What makes a better gift than DIY cocktail supplies? This kind of gift is cute, unique, and way more useful than another pair of hand-knit socks. Best of all, it’s surprisingly easy to make the components of one of my favorite cocktails, the Manhattan. Well, all of the components except for the rye whiskey. That one, I’ll leave to the experts.
California’s small producers of tomatoes, grapes and other crops are increasingly taking up dry farming, which involves growing crops without watering them for months. The technique, which obviously saves water, can produce more flavorful crops.
Across the Midwest this summer, scientists are wading into 100 streams to collect water samples and check cages for fish eggs. It’s part of a large study to understand how pesticides and agricultural chemicals from farms are affecting the nation’s streams.
Archaeologists had considered Iran unimportant in the history of farming – until now. Ancient seeds and farming tools uncovered in Iran reveal Stone Age people there were growing lentils, barley and other crops. The findings offer a snapshot of a time when humans first started experimenting with farming.
Some 45 trillion gallons of water are lost each year with all of the food that’s thrown out around the world, according to a report from the World Resources Institute. This represents a staggering 24 percent of all water used for agriculture.
How does San Francisco’s 600 tons of compostable waste become a nutrient-rich material that improves the quality of our local wines? Watch QUEST’s Science on the SPOT story, Dark Matter: Inside the Compost Cycle to hear from agronomist Bob Shaffer, Northern California’s “compost guy,” and learn about the composting process.
It’s that time of the year again. Shorter days, colder nights and the realization that yet another year is slipping away. For those of us who clutch to whatever hope we can find, it’s also the time to begin thinking about all the promises ahead for 2008. To help mark the months, calendars that inspire […]
“King Corn“ is a new film that premiered in the Bay Area this past weekend. In it, Ian Cheney and Curt Ellis –best friends from college — plant an acre of corn in Iowa and attempt to track its path into the food chain. I caught up with director Aaron Woolf, whom I knew of […]

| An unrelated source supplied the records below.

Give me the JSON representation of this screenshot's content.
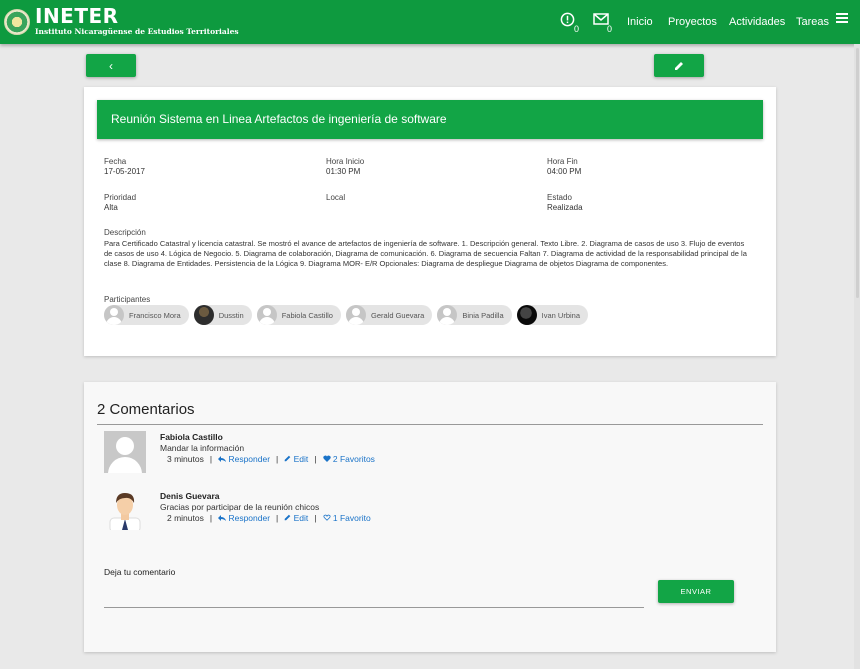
{
  "nav": {
    "brand": "INETER",
    "brand_sub": "Instituto Nicaragüense de Estudios Territoriales",
    "alerts_count": "0",
    "messages_count": "0",
    "links": [
      "Inicio",
      "Proyectos",
      "Actividades",
      "Tareas"
    ]
  },
  "actions": {
    "back_icon": "‹"
  },
  "meeting": {
    "title": "Reunión Sistema en Linea Artefactos de ingeniería de software",
    "fields": {
      "fecha_label": "Fecha",
      "fecha_value": "17-05-2017",
      "hora_inicio_label": "Hora Inicio",
      "hora_inicio_value": "01:30 PM",
      "hora_fin_label": "Hora Fin",
      "hora_fin_value": "04:00 PM",
      "prioridad_label": "Prioridad",
      "prioridad_value": "Alta",
      "local_label": "Local",
      "local_value": "",
      "estado_label": "Estado",
      "estado_value": "Realizada"
    },
    "description_label": "Descripción",
    "description": "Para Certificado Catastral y licencia catastral. Se mostró el avance de artefactos de ingeniería de software. 1. Descripción general. Texto Libre. 2. Diagrama de casos de uso 3. Flujo de eventos de casos de uso 4. Lógica de Negocio. 5. Diagrama de colaboración, Diagrama de comunicación. 6. Diagrama de secuencia Faltan 7. Diagrama de actividad de la responsabilidad principal de la clase 8. Diagrama de Entidades. Persistencia de la Lógica 9. Diagrama MOR- E/R Opcionales: Diagrama de despliegue Diagrama de objetos Diagrama de componentes.",
    "participants_label": "Participantes",
    "participants": [
      "Francisco Mora",
      "Dusstin",
      "Fabiola Castillo",
      "Gerald Guevara",
      "Binia Padilla",
      "Ivan Urbina"
    ]
  },
  "comments": {
    "title": "2 Comentarios",
    "items": [
      {
        "author": "Fabiola Castillo",
        "text": "Mandar la información",
        "time": "3 minutos",
        "reply": "Responder",
        "edit": "Edit",
        "favorites": "2 Favoritos"
      },
      {
        "author": "Denis Guevara",
        "text": "Gracias por participar de la reunión chicos",
        "time": "2 minutos",
        "reply": "Responder",
        "edit": "Edit",
        "favorites": "1 Favorito"
      }
    ],
    "separator": "|",
    "leave_label": "Deja tu comentario",
    "input_value": "",
    "input_placeholder": "",
    "send_label": "ENVIAR"
  },
  "colors": {
    "primary": "#12a546",
    "topbar": "#0e9a3f",
    "link": "#1a73c8"
  }
}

In London’s Victoria and Albert Museum is a small, silver sugar bowl from the late 1700s, complete with a tiny latch for a tiny lock. The mistress of the house would have kept the key herself, as sugar was far too precious to leave unprotected. Today, sugar flows freely at every table. No longer spice […]
Every year, on the first Sunday of November, tens of thousands of Sikh from across the U.S. and Canada travel to Yuba City for the largest gathering of their extended community in North America. It’s the only public festival I’ve seen in this country where not a single piece of food is sold, yet I […]
The pot of chives was waiting for me in Moraga. Little did I know there was an entire afternoon of wonder in store for me when I went to pick it up. With just his hands, a shovel and a wheelbarrow, 79-year old Ze’ev Vered has shaped seven terraces of gardens and orchards. Trees bearing […]
It’s that time of year. When Bay Area markets are jumping with stone fruits. Names whimsical, actual and unpronounceable and downright silly fill signage over mysterious glowing orbs. People want to know, “What’s the difference between a pluot and a plumcot, a nectarcot and an aprium? Why all the funny names? What happened to the […]
Shuna Lydon & Sherry Yard, both on team #1. A number of months ago I received an email from an old pastry chef of mine, Stephen Durfee, who is now an instructor at The Culinary Institute of America, Greystone campus in Napa Valley. He was letting me know I would soon receive an invitation to […]